[Data provided — start]

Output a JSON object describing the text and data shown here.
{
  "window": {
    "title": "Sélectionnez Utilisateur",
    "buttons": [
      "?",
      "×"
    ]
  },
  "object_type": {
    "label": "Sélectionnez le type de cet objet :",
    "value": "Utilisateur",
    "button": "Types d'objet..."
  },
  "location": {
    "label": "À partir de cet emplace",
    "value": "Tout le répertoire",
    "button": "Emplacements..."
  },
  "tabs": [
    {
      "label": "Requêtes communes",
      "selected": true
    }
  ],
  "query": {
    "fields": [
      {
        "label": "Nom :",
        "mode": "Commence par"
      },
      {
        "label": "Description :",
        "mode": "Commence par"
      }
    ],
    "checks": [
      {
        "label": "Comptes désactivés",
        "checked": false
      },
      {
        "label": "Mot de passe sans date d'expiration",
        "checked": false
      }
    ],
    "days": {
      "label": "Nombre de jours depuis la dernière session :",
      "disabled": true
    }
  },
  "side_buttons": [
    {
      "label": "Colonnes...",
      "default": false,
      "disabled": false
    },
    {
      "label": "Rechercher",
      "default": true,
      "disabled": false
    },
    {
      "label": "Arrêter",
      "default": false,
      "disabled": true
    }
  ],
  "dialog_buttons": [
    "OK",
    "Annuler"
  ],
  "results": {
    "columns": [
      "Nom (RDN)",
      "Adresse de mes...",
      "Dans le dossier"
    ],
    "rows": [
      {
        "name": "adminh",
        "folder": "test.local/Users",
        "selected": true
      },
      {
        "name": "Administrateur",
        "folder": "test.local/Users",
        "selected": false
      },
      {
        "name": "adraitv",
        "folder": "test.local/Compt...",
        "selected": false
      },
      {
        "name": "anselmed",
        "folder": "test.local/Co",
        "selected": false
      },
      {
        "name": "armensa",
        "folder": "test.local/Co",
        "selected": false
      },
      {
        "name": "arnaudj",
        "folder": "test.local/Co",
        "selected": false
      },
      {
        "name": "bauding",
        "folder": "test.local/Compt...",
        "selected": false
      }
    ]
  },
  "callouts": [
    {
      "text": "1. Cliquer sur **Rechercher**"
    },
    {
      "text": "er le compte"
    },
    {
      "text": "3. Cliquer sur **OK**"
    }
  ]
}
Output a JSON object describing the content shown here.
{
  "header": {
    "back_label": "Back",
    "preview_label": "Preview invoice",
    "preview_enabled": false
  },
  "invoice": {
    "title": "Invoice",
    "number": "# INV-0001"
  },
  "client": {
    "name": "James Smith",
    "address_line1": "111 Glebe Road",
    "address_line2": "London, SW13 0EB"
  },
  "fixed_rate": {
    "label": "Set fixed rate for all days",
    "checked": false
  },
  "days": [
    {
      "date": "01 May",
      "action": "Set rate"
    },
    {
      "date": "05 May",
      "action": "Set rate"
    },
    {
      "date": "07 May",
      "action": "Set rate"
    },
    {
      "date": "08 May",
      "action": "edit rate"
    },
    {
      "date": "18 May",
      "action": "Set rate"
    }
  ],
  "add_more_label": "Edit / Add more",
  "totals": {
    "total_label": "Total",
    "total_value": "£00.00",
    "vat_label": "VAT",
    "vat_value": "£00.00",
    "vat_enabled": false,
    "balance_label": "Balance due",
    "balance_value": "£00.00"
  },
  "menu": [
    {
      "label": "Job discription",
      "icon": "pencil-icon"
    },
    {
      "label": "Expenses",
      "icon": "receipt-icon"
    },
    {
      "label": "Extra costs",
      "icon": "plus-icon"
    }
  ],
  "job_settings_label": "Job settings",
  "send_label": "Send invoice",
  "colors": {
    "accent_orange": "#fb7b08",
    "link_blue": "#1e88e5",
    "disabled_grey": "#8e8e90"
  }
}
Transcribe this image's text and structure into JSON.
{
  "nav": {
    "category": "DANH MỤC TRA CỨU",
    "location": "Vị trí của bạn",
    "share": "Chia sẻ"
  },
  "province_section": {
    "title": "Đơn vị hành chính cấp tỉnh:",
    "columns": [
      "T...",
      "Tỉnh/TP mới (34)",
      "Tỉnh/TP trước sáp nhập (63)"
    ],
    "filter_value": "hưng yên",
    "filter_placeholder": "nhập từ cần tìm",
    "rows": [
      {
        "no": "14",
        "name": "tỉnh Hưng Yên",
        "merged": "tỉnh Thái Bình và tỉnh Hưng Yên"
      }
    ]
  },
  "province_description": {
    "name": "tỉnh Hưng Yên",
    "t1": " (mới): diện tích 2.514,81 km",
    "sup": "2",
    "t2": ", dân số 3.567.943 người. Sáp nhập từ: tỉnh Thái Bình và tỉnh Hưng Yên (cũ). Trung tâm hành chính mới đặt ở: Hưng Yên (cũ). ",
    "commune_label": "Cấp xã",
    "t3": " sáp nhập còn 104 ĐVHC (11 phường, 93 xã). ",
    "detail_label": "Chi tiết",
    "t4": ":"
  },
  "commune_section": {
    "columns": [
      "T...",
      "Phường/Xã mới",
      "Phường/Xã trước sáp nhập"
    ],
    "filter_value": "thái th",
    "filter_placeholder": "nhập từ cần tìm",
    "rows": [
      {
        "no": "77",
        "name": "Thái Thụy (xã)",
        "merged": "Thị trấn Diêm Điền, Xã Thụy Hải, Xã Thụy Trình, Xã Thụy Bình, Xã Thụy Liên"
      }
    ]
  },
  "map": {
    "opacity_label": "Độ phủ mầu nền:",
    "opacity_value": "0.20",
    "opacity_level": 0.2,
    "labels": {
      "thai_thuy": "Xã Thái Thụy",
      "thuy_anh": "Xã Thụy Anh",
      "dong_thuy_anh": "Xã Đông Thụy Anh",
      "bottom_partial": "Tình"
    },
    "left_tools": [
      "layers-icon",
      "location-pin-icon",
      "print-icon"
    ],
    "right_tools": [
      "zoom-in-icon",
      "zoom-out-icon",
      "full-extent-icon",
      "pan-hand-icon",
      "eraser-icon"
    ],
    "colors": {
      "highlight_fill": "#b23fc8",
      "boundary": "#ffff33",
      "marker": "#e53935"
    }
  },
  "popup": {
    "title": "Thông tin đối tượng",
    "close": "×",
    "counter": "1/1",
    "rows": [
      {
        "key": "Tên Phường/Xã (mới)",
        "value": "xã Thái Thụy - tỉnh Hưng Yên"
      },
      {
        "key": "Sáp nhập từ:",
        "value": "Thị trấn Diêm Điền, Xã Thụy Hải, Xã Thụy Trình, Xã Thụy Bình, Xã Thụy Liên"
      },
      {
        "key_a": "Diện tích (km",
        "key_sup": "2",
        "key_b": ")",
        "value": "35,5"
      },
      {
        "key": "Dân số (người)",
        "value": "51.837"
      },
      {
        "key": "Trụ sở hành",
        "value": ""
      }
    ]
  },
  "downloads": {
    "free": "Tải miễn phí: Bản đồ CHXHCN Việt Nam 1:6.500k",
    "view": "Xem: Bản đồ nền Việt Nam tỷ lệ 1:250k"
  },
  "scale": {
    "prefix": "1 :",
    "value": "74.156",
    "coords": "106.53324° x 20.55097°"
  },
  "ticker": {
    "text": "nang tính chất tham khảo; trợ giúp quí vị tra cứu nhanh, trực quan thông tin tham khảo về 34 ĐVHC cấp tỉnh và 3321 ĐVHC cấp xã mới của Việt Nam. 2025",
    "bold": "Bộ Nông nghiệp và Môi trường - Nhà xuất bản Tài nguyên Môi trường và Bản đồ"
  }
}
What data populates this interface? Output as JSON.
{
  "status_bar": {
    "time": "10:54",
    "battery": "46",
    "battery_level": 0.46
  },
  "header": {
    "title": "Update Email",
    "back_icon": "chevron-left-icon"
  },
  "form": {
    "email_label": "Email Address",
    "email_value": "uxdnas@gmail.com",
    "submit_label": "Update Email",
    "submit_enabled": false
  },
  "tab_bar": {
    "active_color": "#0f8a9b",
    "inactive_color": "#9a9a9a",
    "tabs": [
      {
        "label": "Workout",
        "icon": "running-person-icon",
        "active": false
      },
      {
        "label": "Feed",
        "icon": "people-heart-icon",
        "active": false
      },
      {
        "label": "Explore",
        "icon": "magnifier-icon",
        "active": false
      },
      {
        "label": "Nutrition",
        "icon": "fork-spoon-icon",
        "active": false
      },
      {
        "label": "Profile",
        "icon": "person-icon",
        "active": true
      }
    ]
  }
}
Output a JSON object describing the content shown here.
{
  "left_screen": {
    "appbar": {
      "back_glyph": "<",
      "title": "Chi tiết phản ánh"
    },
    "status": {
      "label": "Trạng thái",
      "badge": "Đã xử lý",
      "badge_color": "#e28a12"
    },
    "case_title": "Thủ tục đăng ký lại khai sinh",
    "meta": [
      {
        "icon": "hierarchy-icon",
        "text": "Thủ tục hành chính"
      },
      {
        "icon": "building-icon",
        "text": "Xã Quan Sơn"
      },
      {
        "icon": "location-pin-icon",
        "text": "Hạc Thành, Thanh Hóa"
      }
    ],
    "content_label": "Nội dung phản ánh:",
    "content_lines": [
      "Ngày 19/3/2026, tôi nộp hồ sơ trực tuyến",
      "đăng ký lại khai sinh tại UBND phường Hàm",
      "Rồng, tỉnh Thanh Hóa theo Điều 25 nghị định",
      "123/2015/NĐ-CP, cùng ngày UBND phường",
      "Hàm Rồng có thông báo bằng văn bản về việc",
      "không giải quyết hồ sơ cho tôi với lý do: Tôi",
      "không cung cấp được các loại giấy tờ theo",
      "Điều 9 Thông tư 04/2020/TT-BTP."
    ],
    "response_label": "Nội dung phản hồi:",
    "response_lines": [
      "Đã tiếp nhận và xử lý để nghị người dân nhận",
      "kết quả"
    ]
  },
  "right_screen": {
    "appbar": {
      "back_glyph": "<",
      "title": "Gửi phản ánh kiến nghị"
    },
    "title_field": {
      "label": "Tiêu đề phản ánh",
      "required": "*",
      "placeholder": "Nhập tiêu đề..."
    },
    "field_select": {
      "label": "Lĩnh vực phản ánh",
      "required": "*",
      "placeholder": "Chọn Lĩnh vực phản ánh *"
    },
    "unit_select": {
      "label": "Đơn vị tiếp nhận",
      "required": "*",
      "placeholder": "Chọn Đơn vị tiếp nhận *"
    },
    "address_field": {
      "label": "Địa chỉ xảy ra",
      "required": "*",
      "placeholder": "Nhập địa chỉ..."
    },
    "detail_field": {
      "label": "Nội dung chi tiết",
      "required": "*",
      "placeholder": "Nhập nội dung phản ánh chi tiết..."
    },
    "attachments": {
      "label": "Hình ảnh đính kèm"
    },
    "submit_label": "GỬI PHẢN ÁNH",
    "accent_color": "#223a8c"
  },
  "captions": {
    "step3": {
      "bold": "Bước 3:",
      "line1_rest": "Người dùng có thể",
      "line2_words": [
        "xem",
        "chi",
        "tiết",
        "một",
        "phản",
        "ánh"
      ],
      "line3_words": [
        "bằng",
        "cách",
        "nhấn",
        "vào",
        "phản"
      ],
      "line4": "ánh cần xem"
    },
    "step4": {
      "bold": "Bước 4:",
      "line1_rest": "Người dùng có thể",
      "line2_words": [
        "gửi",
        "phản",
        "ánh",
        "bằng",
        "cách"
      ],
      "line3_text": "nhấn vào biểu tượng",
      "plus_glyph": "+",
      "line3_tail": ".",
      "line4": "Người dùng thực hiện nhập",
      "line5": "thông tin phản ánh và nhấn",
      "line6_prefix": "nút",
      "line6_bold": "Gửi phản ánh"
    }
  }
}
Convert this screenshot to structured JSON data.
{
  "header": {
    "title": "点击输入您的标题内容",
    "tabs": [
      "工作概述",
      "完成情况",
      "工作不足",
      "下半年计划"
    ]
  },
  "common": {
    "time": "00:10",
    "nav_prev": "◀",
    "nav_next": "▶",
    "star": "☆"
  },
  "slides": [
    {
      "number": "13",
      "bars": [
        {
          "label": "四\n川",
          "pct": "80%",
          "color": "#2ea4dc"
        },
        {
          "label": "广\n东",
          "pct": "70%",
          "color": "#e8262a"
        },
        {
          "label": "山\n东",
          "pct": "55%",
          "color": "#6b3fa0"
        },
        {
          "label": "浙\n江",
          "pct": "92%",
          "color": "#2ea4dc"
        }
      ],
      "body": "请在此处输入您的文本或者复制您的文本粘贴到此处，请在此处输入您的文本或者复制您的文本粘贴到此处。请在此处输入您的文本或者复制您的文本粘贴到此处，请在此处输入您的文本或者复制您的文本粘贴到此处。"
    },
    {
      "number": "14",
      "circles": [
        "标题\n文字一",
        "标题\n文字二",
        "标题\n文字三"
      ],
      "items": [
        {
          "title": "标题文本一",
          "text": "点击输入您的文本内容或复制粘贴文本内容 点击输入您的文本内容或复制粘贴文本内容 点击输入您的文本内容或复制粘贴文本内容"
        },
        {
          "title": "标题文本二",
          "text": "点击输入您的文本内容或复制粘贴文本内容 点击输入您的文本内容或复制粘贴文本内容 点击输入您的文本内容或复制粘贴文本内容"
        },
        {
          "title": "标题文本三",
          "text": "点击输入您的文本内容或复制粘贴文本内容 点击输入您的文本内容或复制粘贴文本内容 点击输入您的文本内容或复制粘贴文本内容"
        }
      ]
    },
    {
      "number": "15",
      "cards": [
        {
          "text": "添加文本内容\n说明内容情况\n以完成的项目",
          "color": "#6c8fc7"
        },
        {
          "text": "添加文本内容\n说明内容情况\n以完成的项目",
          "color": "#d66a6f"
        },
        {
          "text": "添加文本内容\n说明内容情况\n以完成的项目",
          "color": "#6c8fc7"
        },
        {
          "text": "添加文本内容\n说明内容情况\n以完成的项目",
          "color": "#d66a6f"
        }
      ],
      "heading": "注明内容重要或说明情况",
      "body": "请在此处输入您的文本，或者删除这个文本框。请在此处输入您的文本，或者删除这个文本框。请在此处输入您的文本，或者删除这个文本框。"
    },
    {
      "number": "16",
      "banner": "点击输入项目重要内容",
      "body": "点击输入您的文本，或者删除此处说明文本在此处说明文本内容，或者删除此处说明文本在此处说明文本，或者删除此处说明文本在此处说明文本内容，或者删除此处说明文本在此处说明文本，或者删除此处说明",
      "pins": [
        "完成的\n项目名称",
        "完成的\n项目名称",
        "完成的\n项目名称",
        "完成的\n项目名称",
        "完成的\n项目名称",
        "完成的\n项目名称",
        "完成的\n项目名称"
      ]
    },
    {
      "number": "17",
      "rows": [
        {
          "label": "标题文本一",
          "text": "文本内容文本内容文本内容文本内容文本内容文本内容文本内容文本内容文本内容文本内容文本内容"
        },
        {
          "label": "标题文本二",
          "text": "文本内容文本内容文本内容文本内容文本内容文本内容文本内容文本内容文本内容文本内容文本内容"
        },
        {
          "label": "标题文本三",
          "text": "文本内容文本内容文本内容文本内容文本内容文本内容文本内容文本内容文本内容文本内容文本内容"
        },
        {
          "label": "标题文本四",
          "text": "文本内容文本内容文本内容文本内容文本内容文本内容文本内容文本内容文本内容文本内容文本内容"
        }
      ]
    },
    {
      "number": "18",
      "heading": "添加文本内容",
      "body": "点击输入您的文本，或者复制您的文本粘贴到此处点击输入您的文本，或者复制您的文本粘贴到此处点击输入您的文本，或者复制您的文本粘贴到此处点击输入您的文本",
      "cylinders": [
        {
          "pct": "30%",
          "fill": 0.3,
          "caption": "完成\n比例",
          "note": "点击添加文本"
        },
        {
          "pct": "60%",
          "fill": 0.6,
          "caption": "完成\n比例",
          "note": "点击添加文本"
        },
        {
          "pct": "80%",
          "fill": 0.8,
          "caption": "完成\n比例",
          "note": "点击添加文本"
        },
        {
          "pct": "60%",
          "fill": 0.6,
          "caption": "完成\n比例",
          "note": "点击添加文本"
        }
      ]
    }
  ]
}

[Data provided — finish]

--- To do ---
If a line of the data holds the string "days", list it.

--- Answer section ---
    "days": {
    "label": "Set fixed rate for all days",
  "days": [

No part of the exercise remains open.